§ **Work instruction**
Please show each line of the listing where "title" is present.

§ **Data excerpts**
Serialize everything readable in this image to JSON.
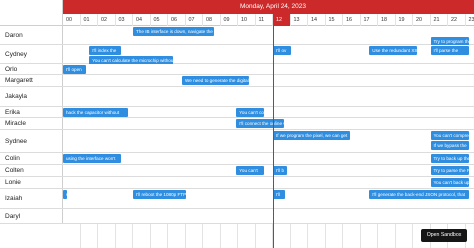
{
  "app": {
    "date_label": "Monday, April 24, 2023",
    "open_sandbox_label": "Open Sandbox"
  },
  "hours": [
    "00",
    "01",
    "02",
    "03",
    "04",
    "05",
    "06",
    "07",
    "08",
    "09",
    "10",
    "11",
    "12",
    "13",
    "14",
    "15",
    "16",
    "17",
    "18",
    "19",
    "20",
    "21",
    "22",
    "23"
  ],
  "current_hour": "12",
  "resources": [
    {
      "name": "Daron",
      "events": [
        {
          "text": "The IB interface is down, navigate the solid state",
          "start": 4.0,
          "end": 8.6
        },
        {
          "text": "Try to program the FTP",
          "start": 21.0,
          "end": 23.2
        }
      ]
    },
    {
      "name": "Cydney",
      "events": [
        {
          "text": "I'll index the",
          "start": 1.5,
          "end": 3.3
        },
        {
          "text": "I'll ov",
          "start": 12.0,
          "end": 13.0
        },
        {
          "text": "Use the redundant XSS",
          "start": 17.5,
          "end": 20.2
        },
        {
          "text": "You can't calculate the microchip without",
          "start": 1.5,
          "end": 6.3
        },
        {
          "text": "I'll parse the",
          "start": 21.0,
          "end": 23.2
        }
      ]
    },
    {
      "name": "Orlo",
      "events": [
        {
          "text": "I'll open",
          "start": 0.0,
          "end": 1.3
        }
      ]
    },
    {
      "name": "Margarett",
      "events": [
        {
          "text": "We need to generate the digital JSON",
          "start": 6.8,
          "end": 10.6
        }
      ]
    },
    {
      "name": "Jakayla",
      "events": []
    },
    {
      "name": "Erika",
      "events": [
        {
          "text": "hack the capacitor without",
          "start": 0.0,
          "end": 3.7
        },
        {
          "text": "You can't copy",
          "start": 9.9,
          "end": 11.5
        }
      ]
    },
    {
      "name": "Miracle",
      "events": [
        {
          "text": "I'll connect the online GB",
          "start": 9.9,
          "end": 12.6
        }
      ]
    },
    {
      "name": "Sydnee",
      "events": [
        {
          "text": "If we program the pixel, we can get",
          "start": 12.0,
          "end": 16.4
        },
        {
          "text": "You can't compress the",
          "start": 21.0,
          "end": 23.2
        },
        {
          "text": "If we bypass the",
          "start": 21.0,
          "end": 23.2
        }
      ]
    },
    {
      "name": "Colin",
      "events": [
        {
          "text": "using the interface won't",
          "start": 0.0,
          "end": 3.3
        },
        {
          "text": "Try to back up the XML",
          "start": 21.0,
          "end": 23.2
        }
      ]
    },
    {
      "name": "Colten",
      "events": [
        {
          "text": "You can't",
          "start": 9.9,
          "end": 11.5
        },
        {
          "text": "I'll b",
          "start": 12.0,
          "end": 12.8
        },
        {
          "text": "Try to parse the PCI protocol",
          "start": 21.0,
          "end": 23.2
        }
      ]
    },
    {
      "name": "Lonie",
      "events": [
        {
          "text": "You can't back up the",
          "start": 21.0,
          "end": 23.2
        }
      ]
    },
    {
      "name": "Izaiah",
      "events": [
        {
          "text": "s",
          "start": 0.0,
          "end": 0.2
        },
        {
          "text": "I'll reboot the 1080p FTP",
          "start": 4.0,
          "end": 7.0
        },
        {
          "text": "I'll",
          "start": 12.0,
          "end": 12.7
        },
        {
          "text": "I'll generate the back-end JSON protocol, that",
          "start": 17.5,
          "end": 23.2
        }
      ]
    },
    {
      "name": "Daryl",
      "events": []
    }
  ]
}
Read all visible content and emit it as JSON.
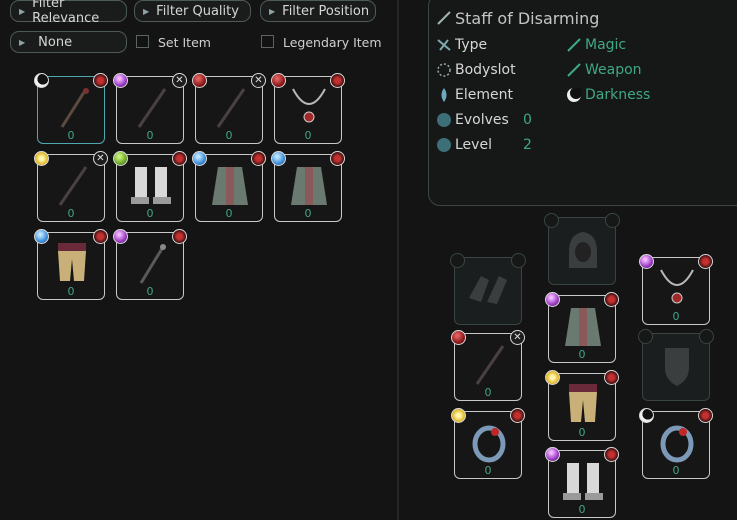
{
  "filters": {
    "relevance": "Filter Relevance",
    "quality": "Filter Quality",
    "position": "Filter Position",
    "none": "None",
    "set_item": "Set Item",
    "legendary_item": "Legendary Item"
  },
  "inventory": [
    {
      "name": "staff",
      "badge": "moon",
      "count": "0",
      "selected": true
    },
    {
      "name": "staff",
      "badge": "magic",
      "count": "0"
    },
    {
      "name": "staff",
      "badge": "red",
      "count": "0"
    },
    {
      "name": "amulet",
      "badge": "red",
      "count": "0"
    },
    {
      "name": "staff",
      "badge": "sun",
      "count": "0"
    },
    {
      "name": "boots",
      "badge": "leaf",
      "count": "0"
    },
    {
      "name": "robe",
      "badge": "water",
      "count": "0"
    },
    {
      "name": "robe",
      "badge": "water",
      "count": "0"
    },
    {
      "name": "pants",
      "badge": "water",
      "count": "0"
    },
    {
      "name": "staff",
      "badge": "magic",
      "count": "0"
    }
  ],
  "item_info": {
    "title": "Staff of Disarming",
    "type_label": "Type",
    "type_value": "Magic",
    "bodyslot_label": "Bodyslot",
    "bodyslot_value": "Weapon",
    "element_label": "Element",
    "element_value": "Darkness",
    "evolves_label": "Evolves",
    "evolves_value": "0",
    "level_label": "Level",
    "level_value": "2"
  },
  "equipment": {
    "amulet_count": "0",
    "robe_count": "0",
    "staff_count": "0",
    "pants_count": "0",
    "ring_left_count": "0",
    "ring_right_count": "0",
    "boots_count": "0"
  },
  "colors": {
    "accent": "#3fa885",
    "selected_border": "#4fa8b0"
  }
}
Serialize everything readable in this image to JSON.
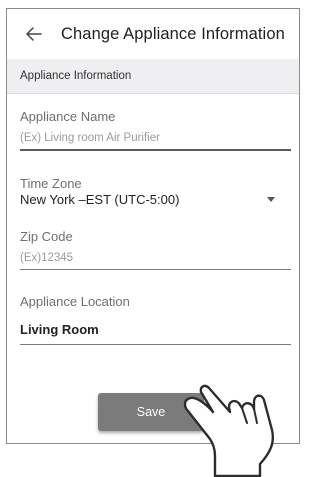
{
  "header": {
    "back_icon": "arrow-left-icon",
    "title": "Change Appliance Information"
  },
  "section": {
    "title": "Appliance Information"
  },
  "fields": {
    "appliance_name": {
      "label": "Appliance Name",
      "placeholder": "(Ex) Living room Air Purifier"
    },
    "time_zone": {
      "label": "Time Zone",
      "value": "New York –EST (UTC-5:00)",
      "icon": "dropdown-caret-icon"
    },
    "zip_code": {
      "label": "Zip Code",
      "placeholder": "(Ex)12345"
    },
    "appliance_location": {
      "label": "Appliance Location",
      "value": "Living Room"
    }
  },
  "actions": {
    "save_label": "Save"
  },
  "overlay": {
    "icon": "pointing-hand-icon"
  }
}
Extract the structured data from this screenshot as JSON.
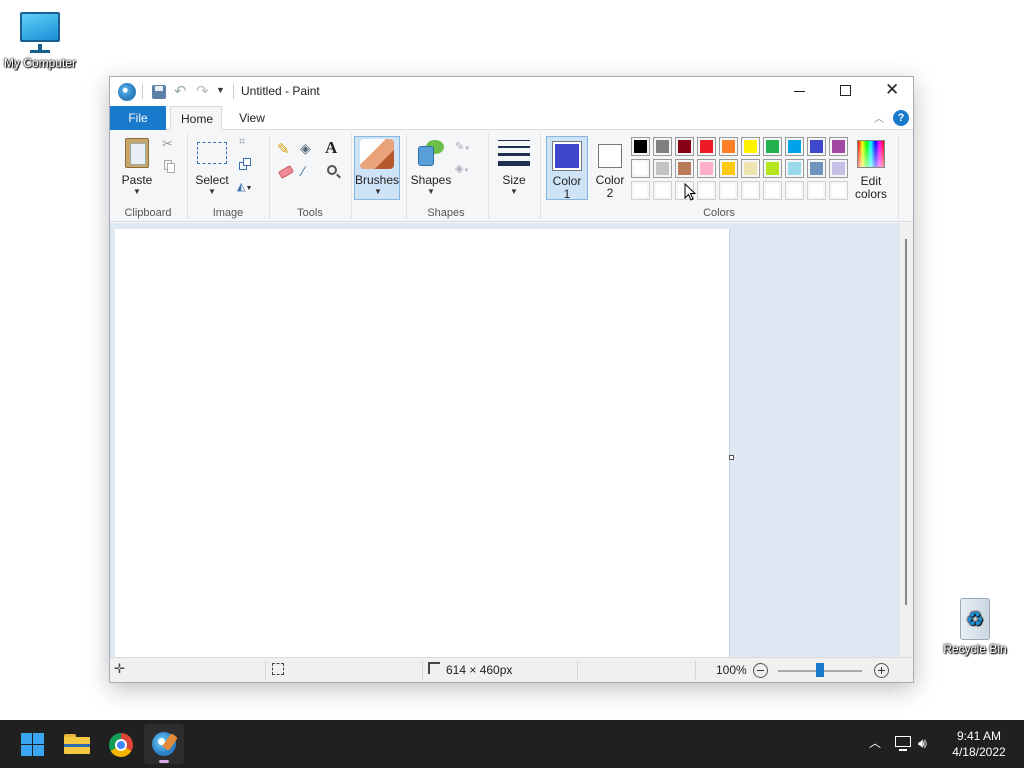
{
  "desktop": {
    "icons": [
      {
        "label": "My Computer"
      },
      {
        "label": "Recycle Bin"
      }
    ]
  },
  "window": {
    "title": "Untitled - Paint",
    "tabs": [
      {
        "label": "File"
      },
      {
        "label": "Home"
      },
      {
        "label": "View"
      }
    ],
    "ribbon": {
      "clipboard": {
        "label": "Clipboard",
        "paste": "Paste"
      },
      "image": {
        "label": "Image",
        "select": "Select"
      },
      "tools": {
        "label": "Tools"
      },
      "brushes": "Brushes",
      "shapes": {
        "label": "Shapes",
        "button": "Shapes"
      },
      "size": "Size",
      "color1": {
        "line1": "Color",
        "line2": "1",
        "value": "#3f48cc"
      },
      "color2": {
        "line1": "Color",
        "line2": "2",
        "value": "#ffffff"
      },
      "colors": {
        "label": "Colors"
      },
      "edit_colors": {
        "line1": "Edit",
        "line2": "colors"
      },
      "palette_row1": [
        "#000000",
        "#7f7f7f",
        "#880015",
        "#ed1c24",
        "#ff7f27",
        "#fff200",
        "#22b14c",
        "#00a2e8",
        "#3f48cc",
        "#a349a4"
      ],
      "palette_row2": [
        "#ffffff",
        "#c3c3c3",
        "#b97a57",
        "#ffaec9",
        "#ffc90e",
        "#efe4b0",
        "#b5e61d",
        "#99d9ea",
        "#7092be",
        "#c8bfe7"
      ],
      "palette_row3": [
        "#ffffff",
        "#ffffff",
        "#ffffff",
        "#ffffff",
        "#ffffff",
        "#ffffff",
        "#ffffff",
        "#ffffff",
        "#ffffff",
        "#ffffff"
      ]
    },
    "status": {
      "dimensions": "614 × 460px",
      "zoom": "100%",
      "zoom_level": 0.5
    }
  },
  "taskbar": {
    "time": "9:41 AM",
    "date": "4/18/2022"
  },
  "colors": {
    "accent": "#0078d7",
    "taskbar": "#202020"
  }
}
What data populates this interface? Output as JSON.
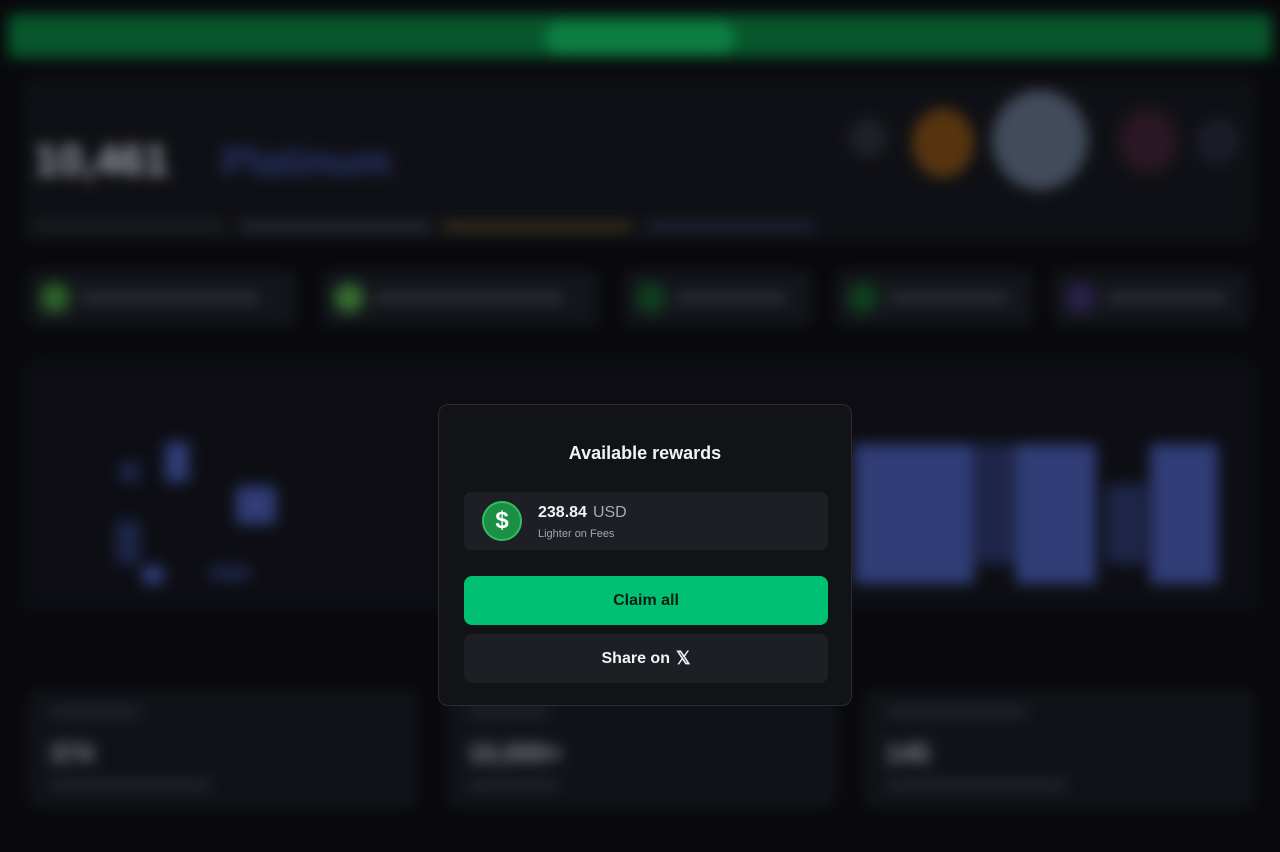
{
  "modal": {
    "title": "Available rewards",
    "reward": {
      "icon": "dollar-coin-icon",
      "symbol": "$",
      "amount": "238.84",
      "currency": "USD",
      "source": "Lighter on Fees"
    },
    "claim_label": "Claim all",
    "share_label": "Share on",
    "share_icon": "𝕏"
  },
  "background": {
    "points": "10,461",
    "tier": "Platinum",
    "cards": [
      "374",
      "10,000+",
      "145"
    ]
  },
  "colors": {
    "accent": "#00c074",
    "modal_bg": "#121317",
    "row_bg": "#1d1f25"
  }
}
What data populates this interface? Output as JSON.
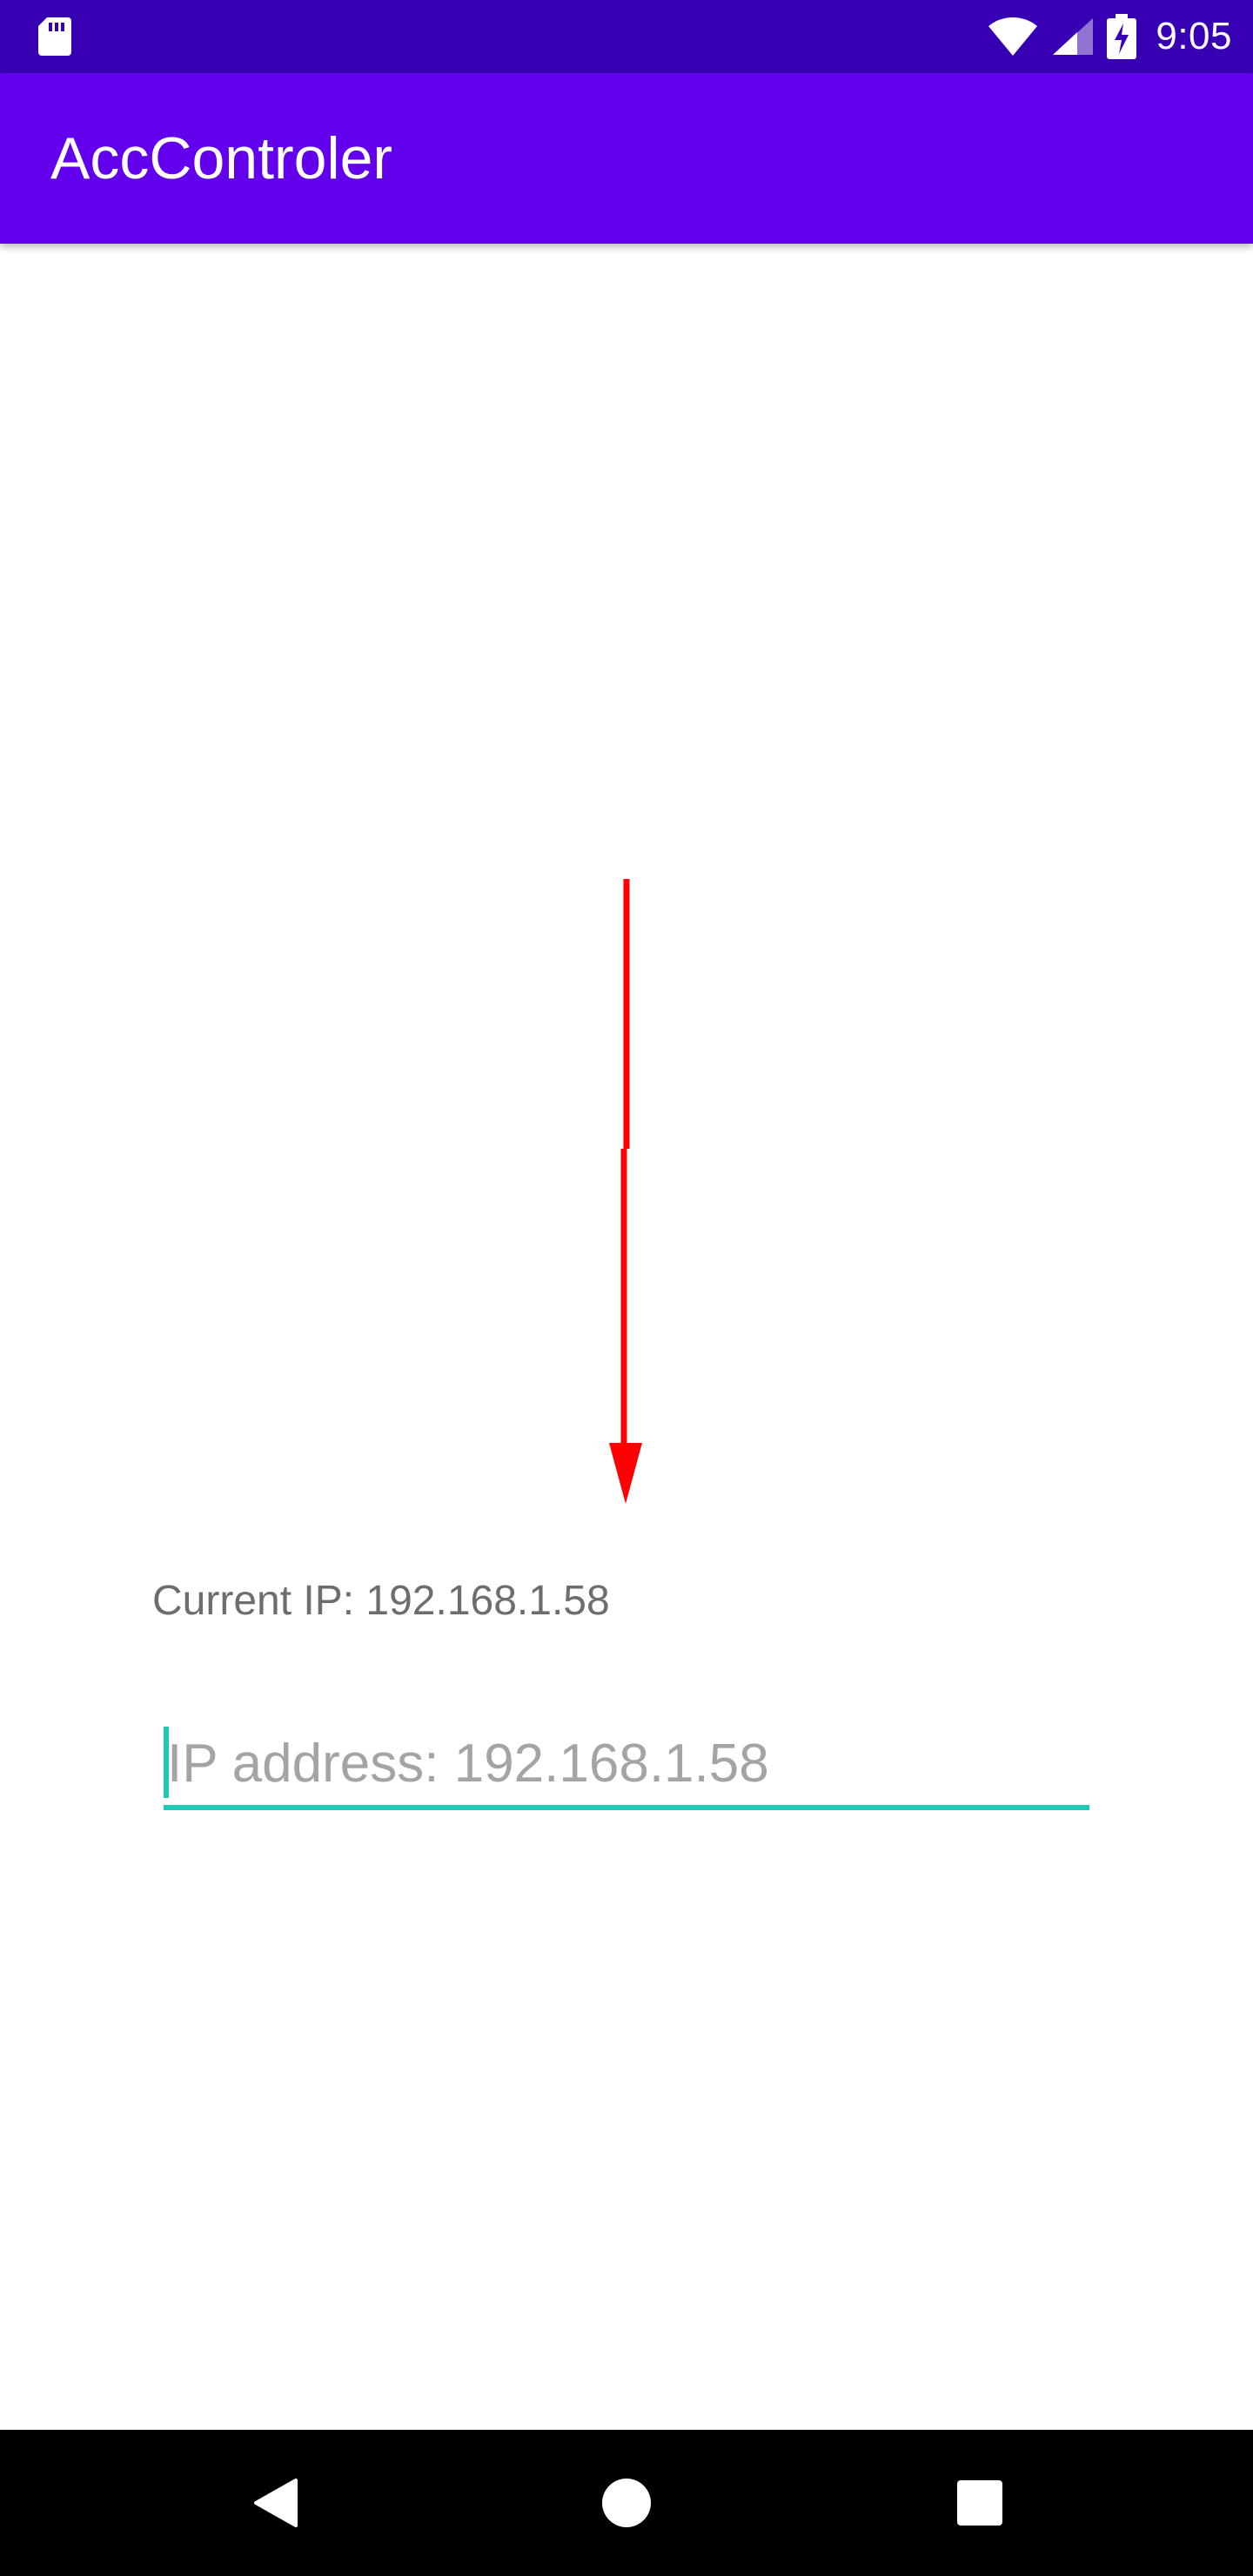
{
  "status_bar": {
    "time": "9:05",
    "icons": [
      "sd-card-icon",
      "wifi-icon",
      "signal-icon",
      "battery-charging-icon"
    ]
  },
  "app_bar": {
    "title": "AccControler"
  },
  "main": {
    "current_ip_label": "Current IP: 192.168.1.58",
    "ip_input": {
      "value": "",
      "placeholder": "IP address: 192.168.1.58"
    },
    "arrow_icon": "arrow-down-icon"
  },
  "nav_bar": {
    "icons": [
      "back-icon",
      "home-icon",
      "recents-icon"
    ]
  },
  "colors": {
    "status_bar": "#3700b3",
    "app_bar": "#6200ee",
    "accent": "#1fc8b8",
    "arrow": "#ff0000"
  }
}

§ **Reply to the exercise**
    "title": "Staff of Disarming",
    "title": "Change Appliance Information"
    "title": "Appliance Information"
    "title": "Untitled - Paint",
    "title": "Available rewards",
    "title": "AccControler"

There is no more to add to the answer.